On this date, advocates and supporters are encouraged to wear blue. There are also blue lights placed at tourist attractions such as Niagara Falls, the Empire State building, etc. The campaign has resulted in some members of the public seeing the color blue as a symbol for autism.
The butterfly symbol is one that signifies change and represents the diversity of people on the autism spectrum. It also symbolizes the full lives of the autistic community, and the beauty of the differences of autistic people. The butterfly is a fairly new symbol and some advocates have suggested it is used as a replacement for the puzzle piece.
Gold or rainbow infinity sign for autism
The infinity symbol is also a fairly new symbol and was created with the help of neurodiversity advocates to be used at any time in any place. The symbol was first used on Autistic Pride Day on June 18th, 2005. It was created using a different perspective than previous symbols and to raise awareness all year round. The use of a rainbow spectrum in the infinity symbol was designed to drive awareness of the diversity among neurodivergent individuals.
Is there one united symbol for autism?
You will see from the above information that this is a difficult question to respond to. In short, the answer is no. As a parent of a child with autism, I feel that to pinpoint one symbol for autism wouldn’t be fair or represent all members of the autistic community.

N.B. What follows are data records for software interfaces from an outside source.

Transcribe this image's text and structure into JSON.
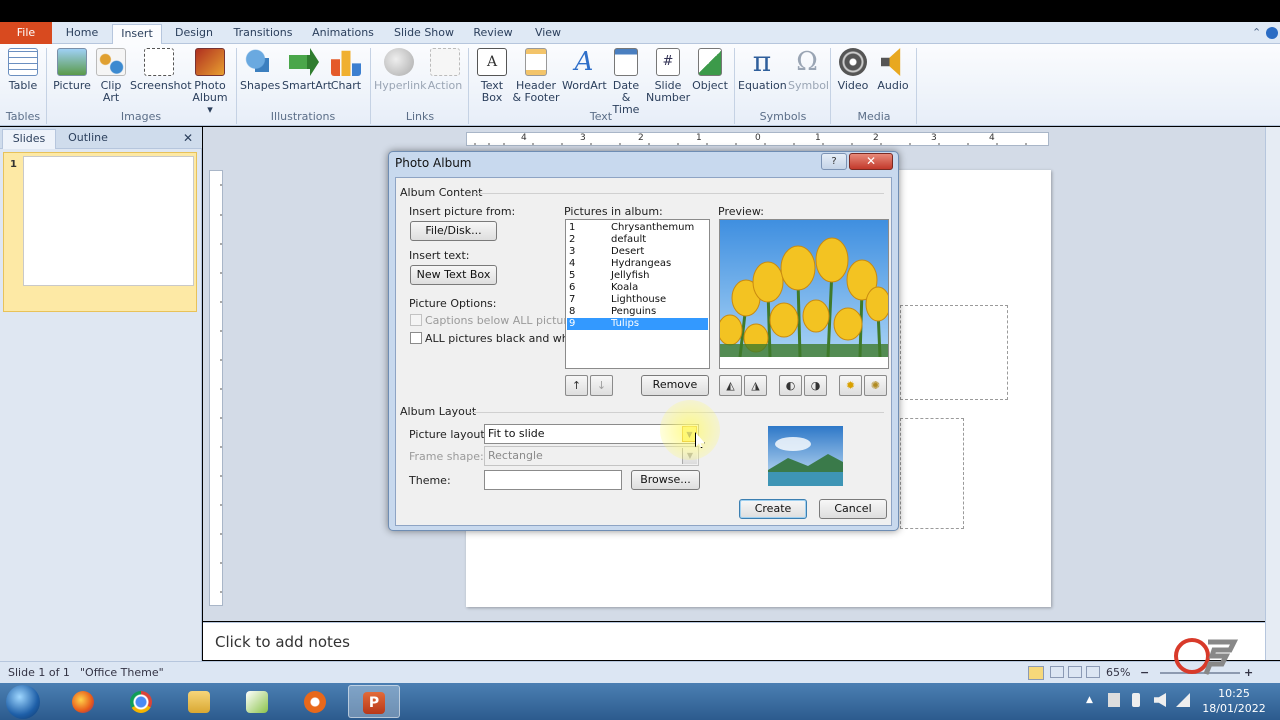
{
  "ribbon_tabs": [
    "File",
    "Home",
    "Insert",
    "Design",
    "Transitions",
    "Animations",
    "Slide Show",
    "Review",
    "View"
  ],
  "ribbon": {
    "tables": {
      "label": "Tables",
      "table": "Table"
    },
    "images": {
      "label": "Images",
      "picture": "Picture",
      "clip_art_1": "Clip",
      "clip_art_2": "Art",
      "screenshot": "Screenshot",
      "photo_album_1": "Photo",
      "photo_album_2": "Album ▾"
    },
    "illustrations": {
      "label": "Illustrations",
      "shapes": "Shapes",
      "smartart": "SmartArt",
      "chart": "Chart"
    },
    "links": {
      "label": "Links",
      "hyperlink": "Hyperlink",
      "action": "Action"
    },
    "text": {
      "label": "Text",
      "textbox_1": "Text",
      "textbox_2": "Box",
      "header_1": "Header",
      "header_2": "& Footer",
      "wordart": "WordArt",
      "datetime_1": "Date",
      "datetime_2": "& Time",
      "slidenum_1": "Slide",
      "slidenum_2": "Number",
      "object": "Object"
    },
    "symbols": {
      "label": "Symbols",
      "equation": "Equation",
      "symbol": "Symbol"
    },
    "media": {
      "label": "Media",
      "video": "Video",
      "audio": "Audio"
    }
  },
  "pane": {
    "tab_slides": "Slides",
    "tab_outline": "Outline",
    "close": "✕",
    "thumb_number": "1"
  },
  "ruler_marks": [
    "4",
    "3",
    "2",
    "1",
    "0",
    "1",
    "2",
    "3",
    "4"
  ],
  "notes_placeholder": "Click to add notes",
  "status": {
    "slide": "Slide 1 of 1",
    "theme": "\"Office Theme\"",
    "zoom": "65%"
  },
  "taskbar": {
    "time": "10:25",
    "date": "18/01/2022"
  },
  "dialog": {
    "title": "Photo Album",
    "help": "?",
    "close": "✕",
    "album_content": "Album Content",
    "insert_picture_from": "Insert picture from:",
    "file_disk": "File/Disk...",
    "insert_text": "Insert text:",
    "new_text_box": "New Text Box",
    "picture_options": "Picture Options:",
    "captions_below": "Captions below ALL pictures",
    "all_bw": "ALL pictures black and white",
    "pictures_in_album": "Pictures in album:",
    "pictures": [
      {
        "n": "1",
        "name": "Chrysanthemum"
      },
      {
        "n": "2",
        "name": "default"
      },
      {
        "n": "3",
        "name": "Desert"
      },
      {
        "n": "4",
        "name": "Hydrangeas"
      },
      {
        "n": "5",
        "name": "Jellyfish"
      },
      {
        "n": "6",
        "name": "Koala"
      },
      {
        "n": "7",
        "name": "Lighthouse"
      },
      {
        "n": "8",
        "name": "Penguins"
      },
      {
        "n": "9",
        "name": "Tulips"
      }
    ],
    "selected_index": 8,
    "preview": "Preview:",
    "remove": "Remove",
    "move_up": "↑",
    "move_down": "↓",
    "album_layout": "Album Layout",
    "picture_layout_label": "Picture layout:",
    "picture_layout_value": "Fit to slide",
    "frame_shape_label": "Frame shape:",
    "frame_shape_value": "Rectangle",
    "theme_label": "Theme:",
    "theme_value": "",
    "browse": "Browse...",
    "create": "Create",
    "cancel": "Cancel"
  },
  "colors": {
    "file_tab": "#d84a1f",
    "selection": "#3399ff",
    "ribbon_bg": "#e7eef8",
    "thumb_highlight": "#fde9a5"
  }
}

There are many organizations, like Autism Speaks, the Autism Society, and National Autistic Society, that have used and helped create symbols for autism acceptance. Also, many celebrations such as World Autism Awareness Day and Autism Acceptance Month (or Autism Awareness Month), have been launched to increase awareness of the autism spectrum. Many of these symbols, events, and activities were created with autistic individuals and their families in mind—but they have not all succeeded in representing the views of some members of the autistic community (despite positive intentions).
At the end of the day, different families living with autism will have a symbol that resonates with them and the autistic person in their life. The main goal of creating each symbol is that autistic people are better understood and have the opportunity to enjoy full lives in a welcoming society.
A welcoming society is one that offers acceptance, understanding, and inclusion. The symbol that represents this will differ for different people and will be chosen on their own terms, based on their life experiences, and what they feel best represents their journey.
Jessop, P. (2019). Autism no puzzle, nothing wrong with us. Altogether Autism Takiwatanga. https://www.altogetherautism.org.nz/autism-no-puzzle-nothing-wrong-with-us/#:~:text=To%20autistic%20people%2C%20the%20puzzle,the%20past%20referring% 20to%20autism